### PROBLEM DETAILS:
Take each line of the entries below that contains "number" and copy it.

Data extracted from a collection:
<<<<
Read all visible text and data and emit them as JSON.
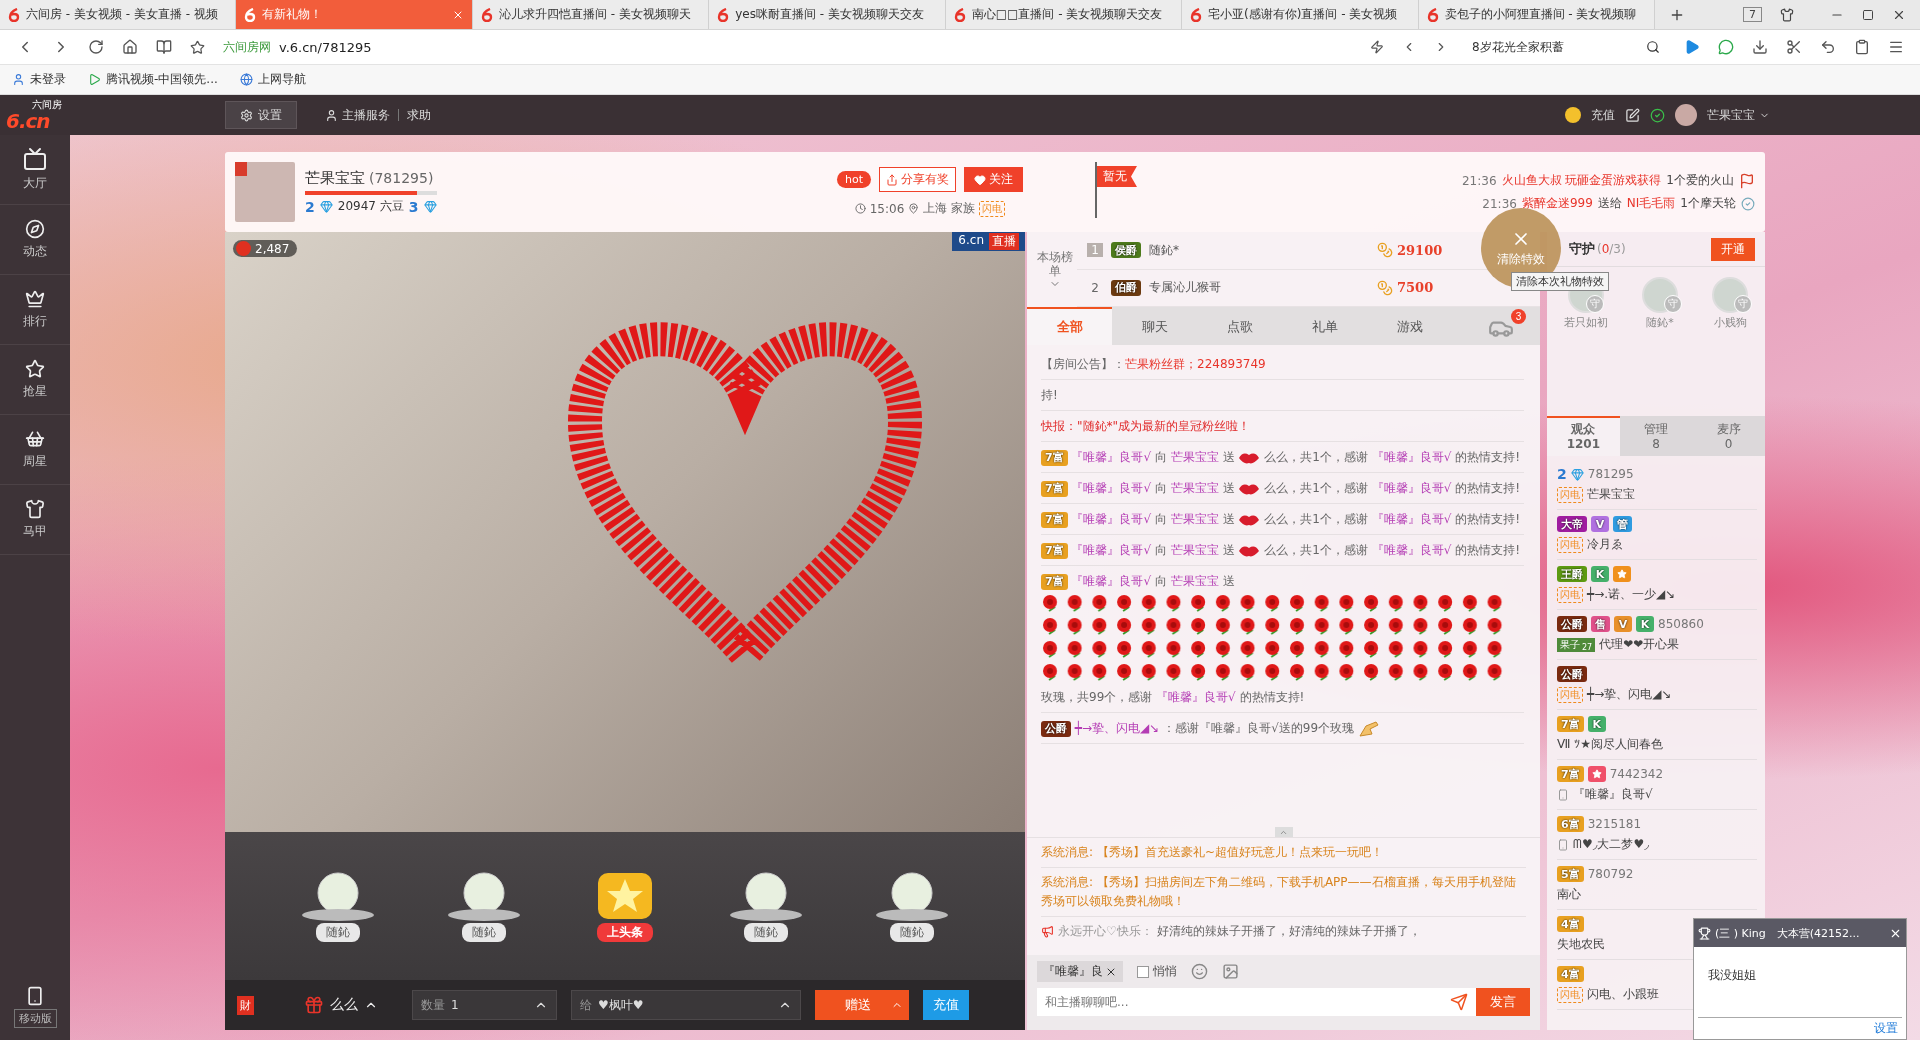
{
  "browser": {
    "tabs": [
      {
        "title": "六间房 - 美女视频 - 美女直播 - 视频",
        "selected": false
      },
      {
        "title": "有新礼物！",
        "selected": true
      },
      {
        "title": "沁儿求升四恺直播间 - 美女视频聊天",
        "selected": false
      },
      {
        "title": "yes咪耐直播间 - 美女视频聊天交友",
        "selected": false
      },
      {
        "title": "南心□□直播间 - 美女视频聊天交友",
        "selected": false
      },
      {
        "title": "宅小亚(感谢有你)直播间 - 美女视频",
        "selected": false
      },
      {
        "title": "卖包子的小阿狸直播间 - 美女视频聊",
        "selected": false
      }
    ],
    "tab_count": "7",
    "site": "六间房网",
    "url": "v.6.cn/781295",
    "search": "8岁花光全家积蓄",
    "bookmarks": [
      {
        "kind": "user",
        "label": "未登录"
      },
      {
        "kind": "video",
        "label": "腾讯视频-中国领先..."
      },
      {
        "kind": "web",
        "label": "上网导航"
      }
    ]
  },
  "site_header": {
    "logo": "6.cn",
    "logo_sub": "六间房",
    "settings": "设置",
    "service": "主播服务",
    "help": "求助",
    "recharge": "充值",
    "username": "芒果宝宝"
  },
  "sidebar": {
    "items": [
      {
        "kind": "tv",
        "label": "大厅"
      },
      {
        "kind": "compass",
        "label": "动态"
      },
      {
        "kind": "crown",
        "label": "排行"
      },
      {
        "kind": "star",
        "label": "抢星"
      },
      {
        "kind": "basket",
        "label": "周星"
      },
      {
        "kind": "shirt",
        "label": "马甲"
      }
    ],
    "mobile": "移动版"
  },
  "room": {
    "name": "芒果宝宝",
    "id": "(781295)",
    "level": 0.85,
    "wealth_level": "2",
    "beans": "20947 六豆",
    "star_level": "3",
    "hot": "hot",
    "share": "分享有奖",
    "follow": "关注",
    "time": "15:06",
    "location": "上海",
    "family_label": "家族",
    "family_tag": "闪电",
    "flag": "暂无",
    "ticker": [
      {
        "time": "21:36",
        "parts": [
          {
            "text": "火山鱼大叔 玩砸金蛋游戏获得",
            "highlight": true
          },
          {
            "text": "1个爱的火山",
            "highlight": false
          }
        ]
      },
      {
        "time": "21:36",
        "parts": [
          {
            "text": "紫醉金迷999",
            "highlight": true
          },
          {
            "text": "送给",
            "highlight": false
          },
          {
            "text": "NI毛毛雨",
            "highlight": true
          },
          {
            "text": "1个摩天轮",
            "highlight": false
          }
        ]
      }
    ]
  },
  "video": {
    "count": "2,487",
    "logo": "6.cn",
    "live": "直播"
  },
  "gifts": [
    {
      "kind": "trophy",
      "label": "随鈊"
    },
    {
      "kind": "trophy",
      "label": "随鈊"
    },
    {
      "kind": "headline",
      "label": "上头条"
    },
    {
      "kind": "trophy",
      "label": "随鈊"
    },
    {
      "kind": "trophy",
      "label": "随鈊"
    }
  ],
  "bottom_bar": {
    "wealth": "財",
    "gift": "么么",
    "quantity_label": "数量",
    "quantity": "1",
    "to_label": "给",
    "to": "♥枫叶♥",
    "give": "赠送",
    "recharge": "充值"
  },
  "ranking": {
    "title": "本场榜单",
    "rows": [
      {
        "rank": "1",
        "badge": {
          "text": "侯爵",
          "color": "#4d7a1c"
        },
        "name": "随鈊*",
        "score": "29100"
      },
      {
        "rank": "2",
        "badge": {
          "text": "伯爵",
          "color": "#6b3a10"
        },
        "name": "专属沁儿猴哥",
        "score": "7500"
      }
    ]
  },
  "clear_effects": {
    "label": "清除特效",
    "tooltip": "清除本次礼物特效"
  },
  "chat": {
    "tabs": [
      {
        "label": "全部",
        "selected": true
      },
      {
        "label": "聊天",
        "selected": false
      },
      {
        "label": "点歌",
        "selected": false
      },
      {
        "label": "礼单",
        "selected": false
      },
      {
        "label": "游戏",
        "selected": false
      }
    ],
    "car_badge": "3",
    "messages": [
      {
        "kind": "notice",
        "label": "【房间公告】：",
        "text": "芒果粉丝群；224893749"
      },
      {
        "kind": "plain",
        "text": "持!"
      },
      {
        "kind": "flash",
        "text": "快报：\"随鈊*\"成为最新的皇冠粉丝啦！"
      },
      {
        "kind": "gift",
        "badge": {
          "text": "7富",
          "color": "#e8a020"
        },
        "sender": "『唯馨』良哥√",
        "to": "向",
        "receiver": "芒果宝宝",
        "verb": "送",
        "tail": "么么，共1个，感谢",
        "thanker": "『唯馨』良哥√",
        "end": "的热情支持!"
      },
      {
        "kind": "gift",
        "badge": {
          "text": "7富",
          "color": "#e8a020"
        },
        "sender": "『唯馨』良哥√",
        "to": "向",
        "receiver": "芒果宝宝",
        "verb": "送",
        "tail": "么么，共1个，感谢",
        "thanker": "『唯馨』良哥√",
        "end": "的热情支持!"
      },
      {
        "kind": "gift",
        "badge": {
          "text": "7富",
          "color": "#e8a020"
        },
        "sender": "『唯馨』良哥√",
        "to": "向",
        "receiver": "芒果宝宝",
        "verb": "送",
        "tail": "么么，共1个，感谢",
        "thanker": "『唯馨』良哥√",
        "end": "的热情支持!"
      },
      {
        "kind": "gift",
        "badge": {
          "text": "7富",
          "color": "#e8a020"
        },
        "sender": "『唯馨』良哥√",
        "to": "向",
        "receiver": "芒果宝宝",
        "verb": "送",
        "tail": "么么，共1个，感谢",
        "thanker": "『唯馨』良哥√",
        "end": "的热情支持!"
      },
      {
        "kind": "roses",
        "badge": {
          "text": "7富",
          "color": "#e8a020"
        },
        "sender": "『唯馨』良哥√",
        "to": "向",
        "receiver": "芒果宝宝",
        "verb": "送",
        "tail": "玫瑰，共99个，感谢",
        "thanker": "『唯馨』良哥√",
        "end": "的热情支持!"
      },
      {
        "kind": "thanks",
        "badge": {
          "text": "公爵",
          "color": "#7a2a10"
        },
        "sender": "┿→挚、闪电◢↘",
        "text": "：感谢『唯馨』良哥√送的99个玫瑰"
      }
    ],
    "system": [
      {
        "label": "系统消息:",
        "text": "【秀场】首充送豪礼~超值好玩意儿！点来玩一玩吧！"
      },
      {
        "label": "系统消息:",
        "text": "【秀场】扫描房间左下角二维码，下载手机APP——石榴直播，每天用手机登陆秀场可以领取免费礼物哦！"
      }
    ],
    "broadcast": {
      "user": "永远开心♡快乐：",
      "text": "好清纯的辣妹子开播了，好清纯的辣妹子开播了，"
    },
    "reply_to": "『唯馨』良",
    "whisper": {
      "label": "悄悄",
      "checked": false
    },
    "placeholder": "和主播聊聊吧...",
    "send": "发言"
  },
  "guard": {
    "title": "守护",
    "count_open": "(",
    "count_current": "0",
    "count_close": "/3)",
    "open": "开通",
    "members": [
      {
        "name": "若只如初",
        "badge": "守"
      },
      {
        "name": "随鈊*",
        "badge": "守"
      },
      {
        "name": "小贱狗",
        "badge": "守"
      }
    ]
  },
  "audience": {
    "tabs": [
      {
        "label": "观众",
        "count": "1201",
        "selected": true
      },
      {
        "label": "管理",
        "count": "8",
        "selected": false
      },
      {
        "label": "麦序",
        "count": "0",
        "selected": false
      }
    ],
    "viewers": [
      {
        "level": "2",
        "number": "781295",
        "tag": {
          "kind": "flash",
          "text": "闪电"
        },
        "mobile": false,
        "name": "芒果宝宝"
      },
      {
        "badges": [
          {
            "kind": "label",
            "text": "大帝",
            "color": "#a01ca0"
          },
          {
            "kind": "label",
            "text": "V",
            "color": "#b070e0"
          },
          {
            "kind": "label",
            "text": "管",
            "color": "#2f9be0"
          }
        ],
        "tag": {
          "kind": "flash",
          "text": "闪电"
        },
        "mobile": false,
        "name": "冷月ゑ"
      },
      {
        "badges": [
          {
            "kind": "label",
            "text": "王爵",
            "color": "#5e9a12"
          },
          {
            "kind": "label",
            "text": "K",
            "color": "#45b06a"
          },
          {
            "kind": "star",
            "color": "#f0901c"
          }
        ],
        "tag": {
          "kind": "flash",
          "text": "闪电"
        },
        "mobile": false,
        "name": "┿→.诺、一少◢↘"
      },
      {
        "badges": [
          {
            "kind": "label",
            "text": "公爵",
            "color": "#7a2a10"
          },
          {
            "kind": "label",
            "text": "售",
            "color": "#e0508a"
          },
          {
            "kind": "label",
            "text": "V",
            "color": "#e8902a"
          },
          {
            "kind": "label",
            "text": "K",
            "color": "#45b06a"
          }
        ],
        "number": "850860",
        "tag": {
          "kind": "fan",
          "text": "果子",
          "count": "27"
        },
        "mobile": false,
        "name": "代理❤❤开心果"
      },
      {
        "badges": [
          {
            "kind": "label",
            "text": "公爵",
            "color": "#7a2a10"
          }
        ],
        "tag": {
          "kind": "flash",
          "text": "闪电"
        },
        "mobile": false,
        "name": "┿→挚、闪电◢↘"
      },
      {
        "badges": [
          {
            "kind": "label",
            "text": "7富",
            "color": "#e8a020"
          },
          {
            "kind": "label",
            "text": "K",
            "color": "#45b06a"
          }
        ],
        "mobile": false,
        "name": "Ⅶ ﾂ★阅尽人间春色"
      },
      {
        "badges": [
          {
            "kind": "label",
            "text": "7富",
            "color": "#e8a020"
          },
          {
            "kind": "star",
            "color": "#f0506a"
          }
        ],
        "number": "7442342",
        "mobile": true,
        "name": "『唯馨』良哥√"
      },
      {
        "badges": [
          {
            "kind": "label",
            "text": "6富",
            "color": "#e8a020"
          }
        ],
        "number": "3215181",
        "mobile": true,
        "name": "ᗰ♥◞大二梦♥◞"
      },
      {
        "badges": [
          {
            "kind": "label",
            "text": "5富",
            "color": "#e8a020"
          }
        ],
        "number": "780792",
        "mobile": false,
        "name": "南心"
      },
      {
        "badges": [
          {
            "kind": "label",
            "text": "4富",
            "color": "#e8a020"
          }
        ],
        "mobile": false,
        "name": "失地农民"
      },
      {
        "badges": [
          {
            "kind": "label",
            "text": "4富",
            "color": "#e8a020"
          }
        ],
        "tag": {
          "kind": "flash",
          "text": "闪电"
        },
        "mobile": false,
        "name": "闪电、小跟班"
      }
    ]
  },
  "popup": {
    "title": "(三 ) King　大本营(42152...",
    "message": "我没姐姐",
    "settings": "设置"
  }
}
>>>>
### SOLUTION FOR THIS EXERCISE:
        "number": "781295",
        "number": "850860",
        "number": "7442342",
        "number": "3215181",
        "number": "780792",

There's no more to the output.